Although there is evidence that the use of mitomycin C (MMC) with conjunctival grafting reduces the pterygium recurrence rate after surgical excision, further studies are necessary to determine the optimal route of administration and dose, as well as the duration of treatment with MMC and its long-term effects. Any use of topical MMC can be toxic and may cause visually significant complications, such as aseptic scleral necrosis and infectious sclerokeratitis. These complications may occur months or even years after use of the drug. If MMC use is being considered, it is safer to apply this agent intraoperatively than to give it to the patient for postoperative topical application.
Ganelis IB. Pterygium excision with transplantation surgery. In: Basic Techniques of Ophthalmic Surgery. 2nd ed. San Francisco: American Academy of Ophthalmology; 2015:101–108.
Hernandez-Bogantes E, Amescua G, Navas A, et al. Minor ipsilateral simple limbal epithelial transplantation (mini-SLET) for pterygium treatment. Br J Ophthalmol. 2015;99(7): 1598–1600.
Hirst LW. Pterygium surgery. Focal Points: Clinical Modules for Ophthalmologists. San Francisco: American Academy of Ophthalmology; 2009, module 3.
Kheirkhah A, Hashemi H, Adelpour M, Nikdel M, Rajabi MB, Behrouz MJ. Randomized trial of pterygium surgery with mitomycin C application using conjunctival autograft versus conjunctival-limbal autograft. Ophthalmology. 2012;119(2):227–232.
Lindquist TP, Lee WB. Amniotic membrane transplantation. In: Basic Techniques of Ophthalmic Surgery. 2nd ed. San Francisco: American Academy of Ophthalmology; 2015:109–114.

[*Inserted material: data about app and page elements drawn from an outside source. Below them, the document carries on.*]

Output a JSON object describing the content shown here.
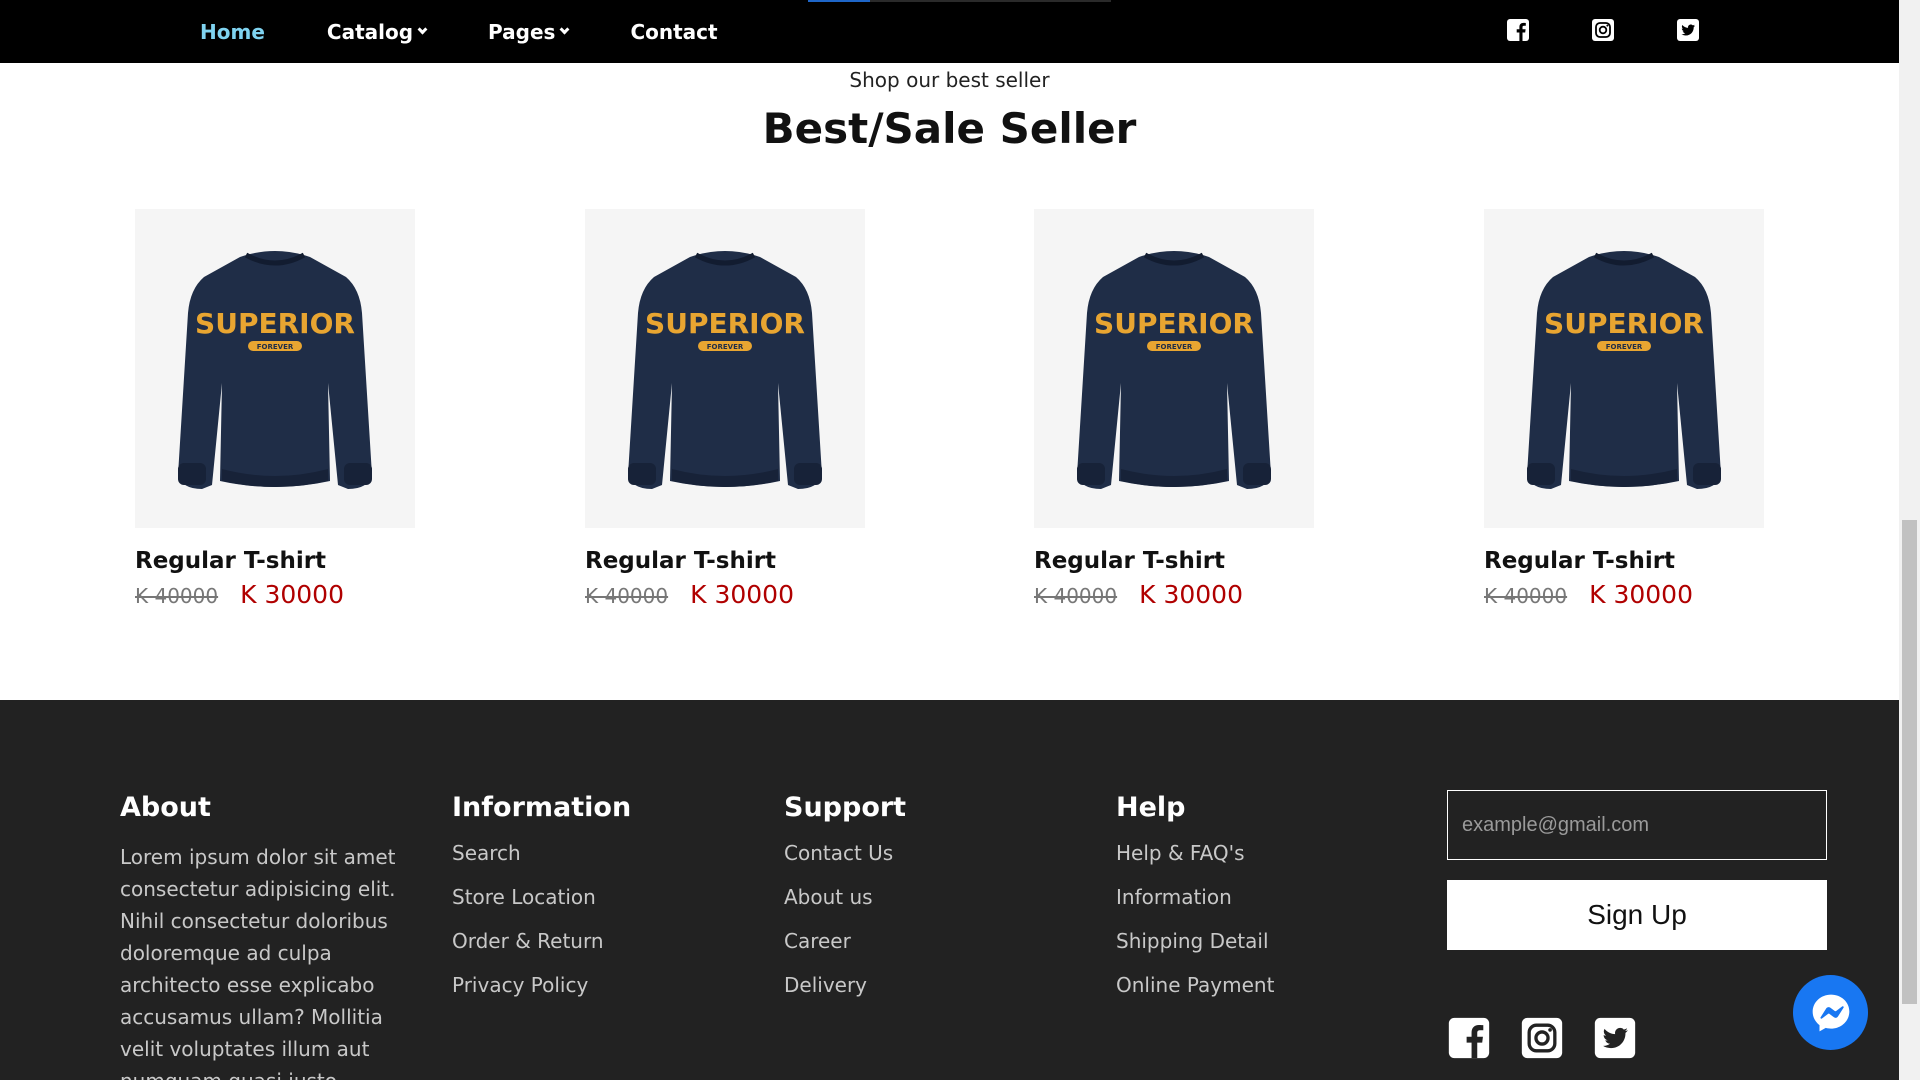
{
  "nav": {
    "items": [
      {
        "label": "Home",
        "active": true,
        "has_dropdown": false
      },
      {
        "label": "Catalog",
        "active": false,
        "has_dropdown": true
      },
      {
        "label": "Pages",
        "active": false,
        "has_dropdown": true
      },
      {
        "label": "Contact",
        "active": false,
        "has_dropdown": false
      }
    ],
    "social_icons": [
      "facebook-icon",
      "instagram-icon",
      "twitter-icon"
    ],
    "active_color": "#7fd3f0"
  },
  "section": {
    "subtitle": "Shop our best seller",
    "title": "Best/Sale Seller"
  },
  "products": [
    {
      "name": "Regular T-shirt",
      "old_price": "K 40000",
      "new_price": "K 30000"
    },
    {
      "name": "Regular T-shirt",
      "old_price": "K 40000",
      "new_price": "K 30000"
    },
    {
      "name": "Regular T-shirt",
      "old_price": "K 40000",
      "new_price": "K 30000"
    },
    {
      "name": "Regular T-shirt",
      "old_price": "K 40000",
      "new_price": "K 30000"
    }
  ],
  "product_image": {
    "brand_text": "SUPERIOR",
    "sub_text": "FOREVER",
    "garment_color": "#1f2d47",
    "print_color": "#e8a531"
  },
  "stray_mark": ",",
  "footer": {
    "about": {
      "heading": "About",
      "text": "Lorem ipsum dolor sit amet consectetur adipisicing elit. Nihil consectetur doloribus doloremque ad culpa architecto esse explicabo accusamus ullam? Mollitia velit voluptates illum aut numquam quasi iusto"
    },
    "information": {
      "heading": "Information",
      "links": [
        "Search",
        "Store Location",
        "Order & Return",
        "Privacy Policy"
      ]
    },
    "support": {
      "heading": "Support",
      "links": [
        "Contact Us",
        "About us",
        "Career",
        "Delivery"
      ]
    },
    "help": {
      "heading": "Help",
      "links": [
        "Help & FAQ's",
        "Information",
        "Shipping Detail",
        "Online Payment"
      ]
    },
    "newsletter": {
      "placeholder": "example@gmail.com",
      "button": "Sign Up"
    },
    "social_icons": [
      "facebook-icon",
      "instagram-icon",
      "twitter-icon"
    ],
    "background": "#222222"
  },
  "messenger": {
    "icon": "messenger-icon",
    "color": "#1877f2"
  },
  "price_color": "#b00000"
}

Long T, Li Z. Bare sclera resection followed by mitomycin C and/or autograft limbus conjunctiva in the surgery for pterygium: a meta-analysis. Int J Ophthalmol. 2015;8(5):1067–1073.
Pan HW, Zhong JX, Jing CX. Comparison of fibrin glue versus suture for conjunctival autografting in pterygium surgery: a meta-analysis. Ophthalmology. 2011;118(6):1049–1054.
Complications of pterygium excision include conjunctival graft edema, corneoscleral dellen, and epithelial cysts. Pyogenic granuloma due to incomplete removal of subconjunctival and Tenon fibrovascular tissue may also occur, as well as chronic nonhealing wounds if exposed sclera remains uncovered by autologous conjunctiva. Diplopia may result from severe scarring around the medial rectus muscle. Postoperative infections are rare, but cases reported in the literature reveal a poor visual outcome; thus, postoperative care should not be taken lightly.
Clearfield E, Muthappan V, Wang X, Kuo IC. Conjunctival autograft for pterygium. Cochrane Database Syst Rev. 2016;(2):CD011349.
Kaufman SC, Jacobs DS, Lee WB, Deng SX, Rosenblatt MI, Shtein RM. Options and adjuvants in surgery for pterygium: a report by the American Academy of Ophthalmology. Ophthalmology. 2013;120(1):201–208.
Masters JS, Harris DJ Jr. Low recurrence rate of pterygium after excision with conjunctival limbal autograft: a retrospective study with long-term follow-up. Cornea. 2015;34(12): 1569–1572.
Excerpted from BCSC 2020-2021 series: Section 10 - Glaucoma. For more information and to purchase the entire series, please visit https://www.aao.org/bcsc.